Post-harvest fruits refer to fresh fruits that have been harvested from their plants, trees or vines and are ready for consumption. They can be categorized as either climacteric (fruits that continue to ripen after they have been harvested, such as bananas and apples) or non-climacteric (fruits that do not ripen further after they have been harvested, such as strawberries and grapes).
However, post-harvest fruits are also highly perishable and need to be stored carefully to maintain their freshness and nutritional value. They should be stored in a cool, dry place away from direct sunlight and other fruits that may release ethylene gas, which can cause them to ripen or spoil more quickly.
To ensure that post-harvest fruits are safe for consumption, it's important to wash them thoroughly with water before eating, especially if they have been grown using pesticides or other chemicals.
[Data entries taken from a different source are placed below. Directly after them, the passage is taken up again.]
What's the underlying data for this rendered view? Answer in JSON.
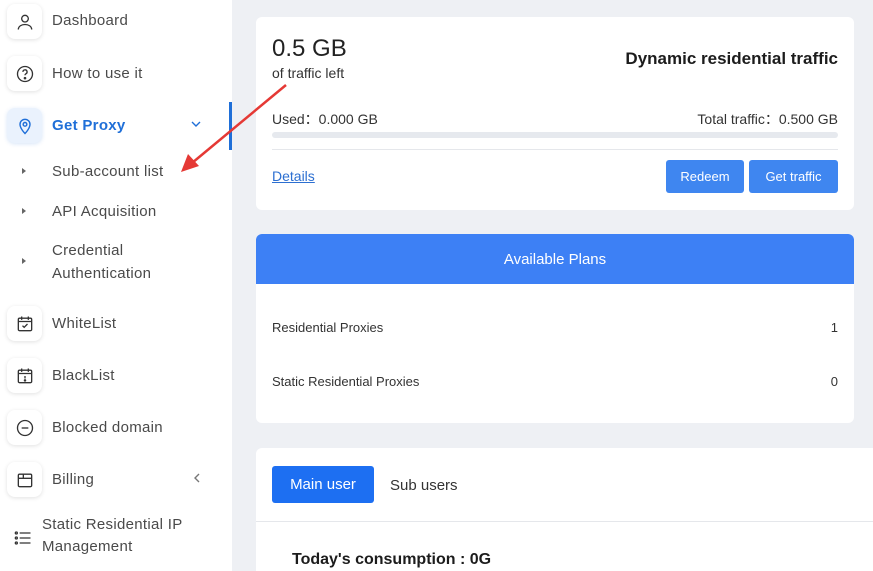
{
  "sidebar": {
    "items": [
      {
        "label": "Dashboard",
        "icon": "user-icon"
      },
      {
        "label": "How to use it",
        "icon": "help-circle-icon"
      },
      {
        "label": "Get Proxy",
        "icon": "location-pin-icon",
        "active": true
      },
      {
        "label": "WhiteList",
        "icon": "calendar-check-icon"
      },
      {
        "label": "BlackList",
        "icon": "calendar-alert-icon"
      },
      {
        "label": "Blocked domain",
        "icon": "minus-circle-icon"
      },
      {
        "label": "Billing",
        "icon": "box-icon"
      },
      {
        "label": "Static Residential IP Management",
        "icon": "list-icon"
      }
    ],
    "sub_items": [
      {
        "label": "Sub-account list"
      },
      {
        "label": "API Acquisition"
      },
      {
        "label": "Credential Authentication"
      }
    ],
    "accent_color": "#1f6fd8"
  },
  "traffic": {
    "amount": "0.5 GB",
    "amount_caption": "of traffic left",
    "title": "Dynamic residential traffic",
    "used_text": "Used：0.000 GB",
    "total_text": "Total traffic：0.500 GB",
    "used_fraction": 0,
    "details_label": "Details",
    "redeem_label": "Redeem",
    "get_traffic_label": "Get traffic"
  },
  "plans": {
    "header": "Available Plans",
    "rows": [
      {
        "name": "Residential Proxies",
        "count": "1"
      },
      {
        "name": "Static Residential Proxies",
        "count": "0"
      }
    ],
    "header_color": "#3d80f5"
  },
  "users": {
    "main_tab": "Main user",
    "sub_tab": "Sub users",
    "consumption": "Today's consumption : 0G"
  },
  "annotation": {
    "arrow_color": "#e53935"
  }
}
Additionally, it's important to choose locally sourced or organic fruits when possible to support sustainable agriculture practices and minimize exposure to harmful chemicals.
Surface molds growth
Surface mold growth is a common issue in post-harvest fruits, particularly in those that are stored for extended periods of time. The growth of mold on the surface of fruit can lead to spoilage, decreased shelf life, and reduced quality.
Molds are a type of fungus that can grow on the surface of fruit under certain conditions. They are particularly common in humid environments, as moisture is necessary for their growth. Additionally, wounds or bruises on the fruit can provide a place for molds to enter and begin growing.
In summary, surface mold growth is a common issue in post-harvest fruits, but can be prevented by careful handling, proper storage conditions, and the use of fungicides when necessary. By following these practices, growers and distributors can help to ensure that their fruit remains safe and of high quality.